  • Pack cut carrots in your lunch for an afternoon snack.
  • Slice a peach, mango, or apricot on to your breakfast cereal or oatmeal.
  • Substitute a sweet potato for your baked potato.
  • Eat fruits and vegetables raw whenever possible. Vitamin A can be lost during preparation and cooking.
  • Steam vegetables, and braise, bake, or broil meat instead of frying. This will help retain some of the vitamin content.
  • Academy of Nutrition and Dietetics

    http://www.eatright.org

  • American Society for Nutrition

    http://www.nutrition.org

  • Dietitians of Canada

    http://www.dietitians.ca

  • Health Canada Food and Nutrition

    http://www.hc-sc.gc.ca/fn-an/index-eng.php

  • Dietary Supplement Fact Sheet: Vitamin A. Office of Dietary Supplements website. Available at: http://ods.od.nih.gov/factsheets/VitaminA-HealthProfessional/. Updated July 25, 2012. Accessed February 7, 2013.

  • Fairfield KM, Fletcher RH. Vitamins for chronic disease prevention in adults: scientific review. JAMA. 2002;287(23):3116-26.

  • Vitamin A deficiency. EBSCO DynaMed website. Available at: http://www.ebscohost.com/dynamed/what. Updated November 22, 2011. Accessed February 7, 2013.

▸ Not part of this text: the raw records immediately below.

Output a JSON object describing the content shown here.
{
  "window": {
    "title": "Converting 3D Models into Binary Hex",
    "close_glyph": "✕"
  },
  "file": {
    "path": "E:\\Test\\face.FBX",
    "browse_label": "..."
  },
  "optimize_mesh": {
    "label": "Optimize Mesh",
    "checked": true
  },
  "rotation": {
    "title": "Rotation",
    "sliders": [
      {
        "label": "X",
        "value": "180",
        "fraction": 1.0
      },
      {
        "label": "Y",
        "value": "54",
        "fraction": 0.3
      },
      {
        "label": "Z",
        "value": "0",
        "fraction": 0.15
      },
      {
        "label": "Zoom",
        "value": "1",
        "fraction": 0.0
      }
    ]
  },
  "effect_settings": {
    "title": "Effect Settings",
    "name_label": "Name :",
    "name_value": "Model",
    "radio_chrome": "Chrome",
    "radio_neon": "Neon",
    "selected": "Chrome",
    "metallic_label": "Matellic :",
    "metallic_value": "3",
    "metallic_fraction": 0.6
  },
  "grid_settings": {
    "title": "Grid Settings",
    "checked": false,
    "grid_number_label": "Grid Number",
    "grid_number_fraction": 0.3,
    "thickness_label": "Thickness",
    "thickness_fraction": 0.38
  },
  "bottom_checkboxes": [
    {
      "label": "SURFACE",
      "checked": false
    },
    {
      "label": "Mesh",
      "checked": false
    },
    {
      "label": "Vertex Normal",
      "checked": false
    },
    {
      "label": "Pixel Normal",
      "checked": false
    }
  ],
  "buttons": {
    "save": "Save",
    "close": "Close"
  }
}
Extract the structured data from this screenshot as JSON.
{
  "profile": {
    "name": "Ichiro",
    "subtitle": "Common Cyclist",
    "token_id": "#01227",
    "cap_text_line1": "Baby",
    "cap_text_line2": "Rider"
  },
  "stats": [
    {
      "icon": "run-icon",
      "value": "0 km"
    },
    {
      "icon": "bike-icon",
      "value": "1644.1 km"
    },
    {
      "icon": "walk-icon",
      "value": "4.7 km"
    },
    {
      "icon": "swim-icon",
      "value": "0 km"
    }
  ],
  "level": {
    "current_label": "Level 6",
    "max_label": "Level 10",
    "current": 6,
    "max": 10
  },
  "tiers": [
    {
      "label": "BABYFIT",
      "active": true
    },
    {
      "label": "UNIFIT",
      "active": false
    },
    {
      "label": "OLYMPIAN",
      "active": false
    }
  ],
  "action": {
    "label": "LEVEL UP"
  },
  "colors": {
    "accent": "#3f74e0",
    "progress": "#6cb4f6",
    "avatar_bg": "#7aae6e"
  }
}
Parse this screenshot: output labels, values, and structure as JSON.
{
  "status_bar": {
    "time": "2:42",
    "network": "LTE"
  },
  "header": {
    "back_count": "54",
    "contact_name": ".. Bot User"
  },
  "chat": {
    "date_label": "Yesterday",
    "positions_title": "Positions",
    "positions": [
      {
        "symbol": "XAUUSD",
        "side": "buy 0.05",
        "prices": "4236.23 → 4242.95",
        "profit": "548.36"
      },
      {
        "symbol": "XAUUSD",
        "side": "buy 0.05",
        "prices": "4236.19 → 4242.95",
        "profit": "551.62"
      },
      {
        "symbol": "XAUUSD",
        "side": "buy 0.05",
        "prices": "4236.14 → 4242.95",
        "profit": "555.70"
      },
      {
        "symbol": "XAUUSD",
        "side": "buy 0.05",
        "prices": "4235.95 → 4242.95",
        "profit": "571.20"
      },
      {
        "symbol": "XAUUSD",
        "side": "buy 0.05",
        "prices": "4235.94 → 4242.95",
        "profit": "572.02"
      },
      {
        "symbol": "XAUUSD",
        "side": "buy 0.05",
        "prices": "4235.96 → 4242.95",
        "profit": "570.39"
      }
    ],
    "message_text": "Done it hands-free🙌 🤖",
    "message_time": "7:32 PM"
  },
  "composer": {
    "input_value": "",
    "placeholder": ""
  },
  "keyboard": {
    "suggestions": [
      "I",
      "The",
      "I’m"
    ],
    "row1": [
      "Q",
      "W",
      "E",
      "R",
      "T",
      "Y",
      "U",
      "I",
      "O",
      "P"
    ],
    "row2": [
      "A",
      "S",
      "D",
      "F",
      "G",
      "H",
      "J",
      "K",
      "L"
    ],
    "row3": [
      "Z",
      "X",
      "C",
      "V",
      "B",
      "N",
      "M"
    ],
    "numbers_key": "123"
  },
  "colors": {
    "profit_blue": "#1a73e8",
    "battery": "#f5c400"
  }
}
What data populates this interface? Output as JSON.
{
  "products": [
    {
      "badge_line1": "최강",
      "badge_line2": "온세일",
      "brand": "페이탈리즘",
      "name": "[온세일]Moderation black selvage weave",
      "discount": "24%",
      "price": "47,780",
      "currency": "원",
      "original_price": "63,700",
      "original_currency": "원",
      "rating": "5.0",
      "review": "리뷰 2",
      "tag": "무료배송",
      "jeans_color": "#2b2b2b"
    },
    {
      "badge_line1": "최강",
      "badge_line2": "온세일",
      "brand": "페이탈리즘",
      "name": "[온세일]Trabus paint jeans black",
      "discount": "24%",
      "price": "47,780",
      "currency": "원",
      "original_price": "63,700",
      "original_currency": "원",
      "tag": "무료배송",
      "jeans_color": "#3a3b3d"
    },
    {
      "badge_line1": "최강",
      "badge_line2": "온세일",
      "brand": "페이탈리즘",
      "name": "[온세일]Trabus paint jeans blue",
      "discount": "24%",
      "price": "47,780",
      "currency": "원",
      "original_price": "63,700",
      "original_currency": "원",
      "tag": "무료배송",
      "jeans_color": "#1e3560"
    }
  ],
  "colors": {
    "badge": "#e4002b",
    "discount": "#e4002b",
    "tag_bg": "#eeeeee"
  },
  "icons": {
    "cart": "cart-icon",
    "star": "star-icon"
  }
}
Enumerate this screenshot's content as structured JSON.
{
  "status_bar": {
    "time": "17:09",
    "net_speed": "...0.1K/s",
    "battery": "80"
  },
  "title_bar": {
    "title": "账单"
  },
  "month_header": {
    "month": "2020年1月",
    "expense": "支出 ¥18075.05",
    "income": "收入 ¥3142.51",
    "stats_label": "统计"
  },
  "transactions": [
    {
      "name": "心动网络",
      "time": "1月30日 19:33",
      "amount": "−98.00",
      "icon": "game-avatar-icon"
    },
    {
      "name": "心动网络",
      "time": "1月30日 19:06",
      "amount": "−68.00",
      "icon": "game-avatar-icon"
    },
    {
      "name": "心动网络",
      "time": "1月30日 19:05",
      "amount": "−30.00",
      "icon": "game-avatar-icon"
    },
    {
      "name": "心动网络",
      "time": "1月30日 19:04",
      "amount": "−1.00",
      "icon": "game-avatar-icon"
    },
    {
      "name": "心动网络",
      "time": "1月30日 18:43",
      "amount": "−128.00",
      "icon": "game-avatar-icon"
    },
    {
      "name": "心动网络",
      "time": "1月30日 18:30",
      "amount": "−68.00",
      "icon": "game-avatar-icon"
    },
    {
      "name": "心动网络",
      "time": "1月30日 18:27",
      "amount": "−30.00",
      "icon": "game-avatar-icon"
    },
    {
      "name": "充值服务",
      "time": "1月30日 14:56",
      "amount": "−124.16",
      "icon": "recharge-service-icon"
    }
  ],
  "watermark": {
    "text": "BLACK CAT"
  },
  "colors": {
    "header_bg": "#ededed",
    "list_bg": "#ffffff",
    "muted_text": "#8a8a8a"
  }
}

  • Vitamin A overdose. EBSCO DynaMed website. Available at: http://www.ebscohost.com/dynamed/what. Updated June 22, 2010. Accessed February 7, 2013.